“One of my daughters now has echolalia,” said Pugliese. “She’s starting to repeat every single thing that everybody says. And she’s never done that. It’s because she’s not having conversations at school with people.”
That type of regression isn’t as easy to address for special needs students as it might be for their more neurotypical classmates.
“The danger of falling behind with each day of lost services is amplified for special needs students,” said Maggie Moroff, special education policy coordinator for Advocates for Children of New York. “It’s almost exponential. A lot of the skills the students are working on are building systematically so time away is really problematic.”
Despite the unique needs of special education classrooms, many teachers felt like there wasn’t enough guidance from the top on how to handle this new environment.
“Sometimes a child might not understand physical boundaries,” said Deirdre Levy, a K-2 special education teacher at P.S. 9. “You can get in very close proximity to a student. For special education teachers, [reopening] is especially risky.”
Several dozen teachers, paraprofessionals and teacher delegates signed a letter addressed to the mayor, the chancellor and governor on August 31, saying there was not enough direction regarding their students’ needs.
“As District 75 students and staff, we needed something that was more detailed,” said Sarina-Ann Raffa, a paraprofessional at 811Q and one of the letter’s co-authors, about the Department of Education’s reopening guidelines. “We need different types of PPE, different types of training, and other safety precautions, and we were totally getting ignored.”
For example, while teachers across the school system complained about the lack of basic PPE provided to them, special education teachers were also waiting on extra gear like face shields, gowns with sleeves and gloves. That type of protection would help in situations like when a student like Michelle tries to hug them.
“We would prompt her to shake our hand or give us a high five, and we would be wearing gloves, of course,” said Raffa.
The Department of Education says the letter spurred it to strengthen communication with the teachers union and adapt the protocols to meet the requirements of special needs classrooms.
A response was sent to all of District 75, detailing PPE supply information and health and safety protocols for mask-resistant students. Some of the tactics included allowing students to wear a mask for short periods of time to build up tolerance, allowing choice in the type of fabrics that masks are made of, and using social storytelling and visual cues to reinforce the importance of masks.
For teachers like Deirdre Levy at P.S. 9, it means relying on the skills and experience she’s developed over the years in special education.

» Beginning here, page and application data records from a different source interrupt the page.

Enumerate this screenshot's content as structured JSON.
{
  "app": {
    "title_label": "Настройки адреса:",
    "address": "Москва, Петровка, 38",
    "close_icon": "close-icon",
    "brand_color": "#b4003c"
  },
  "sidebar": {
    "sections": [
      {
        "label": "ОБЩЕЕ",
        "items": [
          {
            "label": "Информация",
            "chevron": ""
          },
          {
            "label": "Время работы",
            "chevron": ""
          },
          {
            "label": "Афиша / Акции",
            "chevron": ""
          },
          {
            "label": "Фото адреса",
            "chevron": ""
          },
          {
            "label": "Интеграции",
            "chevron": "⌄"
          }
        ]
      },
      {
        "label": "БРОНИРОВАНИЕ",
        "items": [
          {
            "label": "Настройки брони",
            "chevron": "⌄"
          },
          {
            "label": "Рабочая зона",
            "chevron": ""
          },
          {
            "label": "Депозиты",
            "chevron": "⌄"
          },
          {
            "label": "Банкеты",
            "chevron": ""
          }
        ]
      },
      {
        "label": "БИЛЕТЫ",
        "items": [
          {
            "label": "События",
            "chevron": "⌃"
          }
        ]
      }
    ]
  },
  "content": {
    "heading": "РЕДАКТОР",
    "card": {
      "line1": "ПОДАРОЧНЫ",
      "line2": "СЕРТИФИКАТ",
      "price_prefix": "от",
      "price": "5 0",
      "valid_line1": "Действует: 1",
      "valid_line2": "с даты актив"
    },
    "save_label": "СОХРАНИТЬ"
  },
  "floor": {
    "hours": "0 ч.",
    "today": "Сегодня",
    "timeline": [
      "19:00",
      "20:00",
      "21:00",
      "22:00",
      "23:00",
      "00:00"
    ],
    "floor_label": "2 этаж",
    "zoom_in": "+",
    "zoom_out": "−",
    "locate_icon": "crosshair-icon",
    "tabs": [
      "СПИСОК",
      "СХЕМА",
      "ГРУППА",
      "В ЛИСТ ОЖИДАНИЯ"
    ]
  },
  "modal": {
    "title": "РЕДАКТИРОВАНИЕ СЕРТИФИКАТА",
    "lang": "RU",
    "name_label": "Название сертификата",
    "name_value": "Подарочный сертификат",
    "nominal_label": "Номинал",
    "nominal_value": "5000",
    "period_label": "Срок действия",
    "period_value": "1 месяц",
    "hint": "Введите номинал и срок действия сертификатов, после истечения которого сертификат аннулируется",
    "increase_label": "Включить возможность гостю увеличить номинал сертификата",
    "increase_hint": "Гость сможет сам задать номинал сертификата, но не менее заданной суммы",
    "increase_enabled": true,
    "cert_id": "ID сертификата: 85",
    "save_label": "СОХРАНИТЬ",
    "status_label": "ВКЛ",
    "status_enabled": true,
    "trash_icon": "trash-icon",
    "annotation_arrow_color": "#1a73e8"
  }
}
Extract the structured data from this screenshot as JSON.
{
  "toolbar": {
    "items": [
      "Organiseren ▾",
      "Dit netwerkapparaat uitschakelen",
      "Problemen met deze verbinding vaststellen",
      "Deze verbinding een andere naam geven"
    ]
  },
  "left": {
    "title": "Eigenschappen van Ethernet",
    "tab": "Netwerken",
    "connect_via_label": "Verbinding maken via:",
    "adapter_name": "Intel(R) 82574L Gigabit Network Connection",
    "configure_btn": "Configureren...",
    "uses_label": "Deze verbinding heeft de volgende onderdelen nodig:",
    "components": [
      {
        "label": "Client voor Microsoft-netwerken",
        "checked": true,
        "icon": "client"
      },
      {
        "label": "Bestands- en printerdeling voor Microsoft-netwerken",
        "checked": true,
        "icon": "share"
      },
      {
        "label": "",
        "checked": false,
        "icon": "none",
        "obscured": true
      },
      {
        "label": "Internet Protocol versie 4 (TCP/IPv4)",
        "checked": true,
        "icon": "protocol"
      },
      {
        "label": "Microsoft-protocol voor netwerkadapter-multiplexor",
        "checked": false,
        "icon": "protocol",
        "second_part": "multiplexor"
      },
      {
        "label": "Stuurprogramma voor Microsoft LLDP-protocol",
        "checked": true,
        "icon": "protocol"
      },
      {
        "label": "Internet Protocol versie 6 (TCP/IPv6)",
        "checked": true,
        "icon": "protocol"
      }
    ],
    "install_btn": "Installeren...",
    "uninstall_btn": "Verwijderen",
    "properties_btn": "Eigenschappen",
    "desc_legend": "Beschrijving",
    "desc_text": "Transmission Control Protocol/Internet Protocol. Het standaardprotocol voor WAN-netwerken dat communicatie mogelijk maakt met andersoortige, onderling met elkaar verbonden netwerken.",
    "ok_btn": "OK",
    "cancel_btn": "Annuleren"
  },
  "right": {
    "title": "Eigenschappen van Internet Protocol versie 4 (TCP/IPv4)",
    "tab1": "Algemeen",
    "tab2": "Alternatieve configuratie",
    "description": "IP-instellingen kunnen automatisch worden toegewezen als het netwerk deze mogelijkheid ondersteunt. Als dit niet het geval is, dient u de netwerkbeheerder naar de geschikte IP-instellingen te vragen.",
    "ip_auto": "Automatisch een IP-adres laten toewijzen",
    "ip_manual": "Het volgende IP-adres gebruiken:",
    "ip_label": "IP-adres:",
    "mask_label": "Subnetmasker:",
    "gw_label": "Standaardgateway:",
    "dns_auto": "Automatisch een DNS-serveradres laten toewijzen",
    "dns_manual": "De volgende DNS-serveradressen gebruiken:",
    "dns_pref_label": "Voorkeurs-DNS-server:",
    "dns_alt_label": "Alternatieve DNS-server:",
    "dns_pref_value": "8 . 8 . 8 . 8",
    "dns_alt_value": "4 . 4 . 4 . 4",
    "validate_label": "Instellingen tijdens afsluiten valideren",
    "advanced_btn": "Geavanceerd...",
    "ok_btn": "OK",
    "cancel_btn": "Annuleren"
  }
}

“I’m trying to be innovative and creative, so I can meet the needs of every learner in my classroom,” she said. “If I have to livestream a whole group instruction, then I will because I want to make sure my students have access to me and to the classroom setting even if they’re not in the classroom. It’s this ongoing Tetris battle of trying to plan out how to make sure every kid gets their access.”
While nearly everyone agrees that full-time in-person learning is the best option for special needs students, how exactly that can be carried out during this pandemic remains a frustration and source of disagreement between all parties involved.
But it doesn’t stop children across the city from the excitement of returning to the classroom— whatever that looks like.
“There’s so many children that went to school. Normally, they would go kicking and screaming and crying,” said Pugliese. “But now they get home, and they’re asking for school again.”
An earlier version of this article misstated the sisters’ names. Michelle is the 19-year-old and her sister’s name is Josephine.
An earlier version of this article misstated the borough where Dawn Vollaro works. She works in Manhattan, not on Staten Island.
An earlier version misstated Sarina-Ann Raffa’s position. She’s a NYC DOE paraprofessional, not a teacher.